Mallett's biggest problem, though, is the extension that Tom Brady received earlier this year. Since Mallett only has two years left on his contract, it's hard to envision a scenario in which Mallett beats out a healthy Brady for the starter's job. (For Patriots fans, scenarios involving an injured Brady are even more difficult to contemplate.)
On the other hand, MassLive.com columnist Nick Underhill has written that the fact that Mallett has two years left on his contract is a stumbling block to his being traded. Because the new CBA prohibits teams from re-negotiating rookie contracts for three years, some teams may be scared off.

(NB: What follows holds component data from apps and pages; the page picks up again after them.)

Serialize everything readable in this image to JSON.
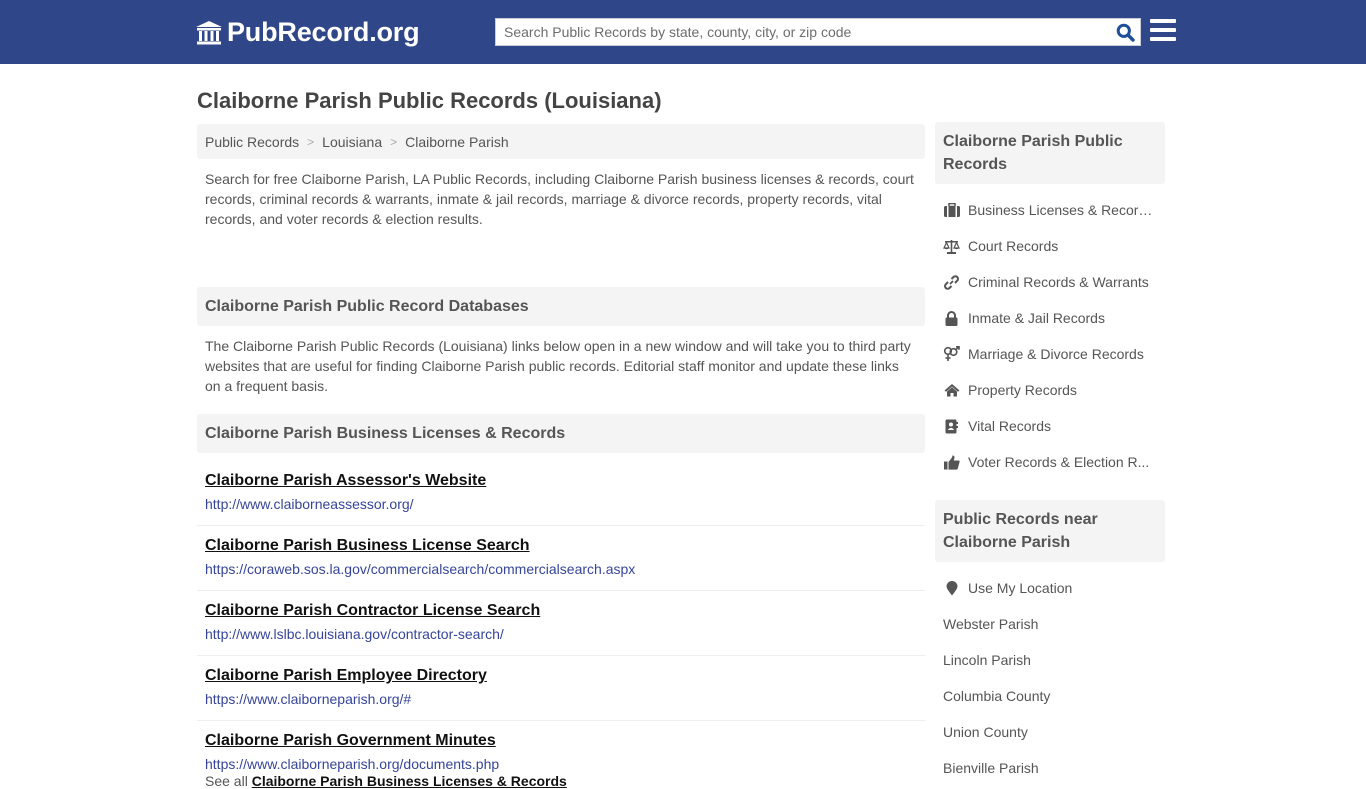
{
  "header": {
    "logo_text": "PubRecord.org",
    "search_placeholder": "Search Public Records by state, county, city, or zip code",
    "colors": {
      "brand": "#2f4689",
      "search_icon": "#1f4f9a"
    }
  },
  "page": {
    "title": "Claiborne Parish Public Records (Louisiana)"
  },
  "breadcrumb": [
    {
      "label": "Public Records"
    },
    {
      "label": "Louisiana"
    },
    {
      "label": "Claiborne Parish"
    }
  ],
  "breadcrumb_separator": ">",
  "intro": "Search for free Claiborne Parish, LA Public Records, including Claiborne Parish business licenses & records, court records, criminal records & warrants, inmate & jail records, marriage & divorce records, property records, vital records, and voter records & election results.",
  "databases": {
    "heading": "Claiborne Parish Public Record Databases",
    "text": "The Claiborne Parish Public Records (Louisiana) links below open in a new window and will take you to third party websites that are useful for finding Claiborne Parish public records. Editorial staff monitor and update these links on a frequent basis."
  },
  "business": {
    "heading": "Claiborne Parish Business Licenses & Records",
    "links": [
      {
        "title": "Claiborne Parish Assessor's Website",
        "url": "http://www.claiborneassessor.org/"
      },
      {
        "title": "Claiborne Parish Business License Search",
        "url": "https://coraweb.sos.la.gov/commercialsearch/commercialsearch.aspx"
      },
      {
        "title": "Claiborne Parish Contractor License Search",
        "url": "http://www.lslbc.louisiana.gov/contractor-search/"
      },
      {
        "title": "Claiborne Parish Employee Directory",
        "url": "https://www.claiborneparish.org/#"
      },
      {
        "title": "Claiborne Parish Government Minutes",
        "url": "https://www.claiborneparish.org/documents.php"
      }
    ],
    "see_all_prefix": "See all",
    "see_all_link": "Claiborne Parish Business Licenses & Records"
  },
  "sidebar": {
    "records_heading": "Claiborne Parish Public Records",
    "records": [
      {
        "label": "Business Licenses & Records",
        "icon": "briefcase-icon"
      },
      {
        "label": "Court Records",
        "icon": "scale-icon"
      },
      {
        "label": "Criminal Records & Warrants",
        "icon": "link-icon"
      },
      {
        "label": "Inmate & Jail Records",
        "icon": "lock-icon"
      },
      {
        "label": "Marriage & Divorce Records",
        "icon": "gender-icon"
      },
      {
        "label": "Property Records",
        "icon": "home-icon"
      },
      {
        "label": "Vital Records",
        "icon": "contact-book-icon"
      },
      {
        "label": "Voter Records & Election R...",
        "icon": "thumbs-up-icon"
      }
    ],
    "near_heading": "Public Records near Claiborne Parish",
    "use_location": "Use My Location",
    "near": [
      {
        "label": "Webster Parish"
      },
      {
        "label": "Lincoln Parish"
      },
      {
        "label": "Columbia County"
      },
      {
        "label": "Union County"
      },
      {
        "label": "Bienville Parish"
      }
    ]
  }
}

To me, this seems illogical. I would think that the ability to get Mallett for at least one year of bargain-basement price (he's scheduled to make about $640,000 in 2013) would make him more enticing. After all, a team would have a year's "test drive" before having to pony up a multi-million dollar extension.
According to the Boston Globe's Greg Bedard, multiple teams have called the Patriots in the last few days about a potential trade for Mallett. He suggests that the Patriots are looking for either a second-round pick in this year's draft or a first-round pick in 2014. (For what it's worth, the Cleveland Browns, the team most often mentioned as a trade partner, enters this year's draft without a second-rounder.)
If the Patriots trade Mallett, then it's unlikely that anyone backing up Brady in 2013 will have as much experience in the Patriots' system as Mallett does. So, all in all, it boils down to this: Will any team make an offer good enough to convince Bill Belichick and Robert Kraft to part with Mallett?
By Friday night, we'll have our answer.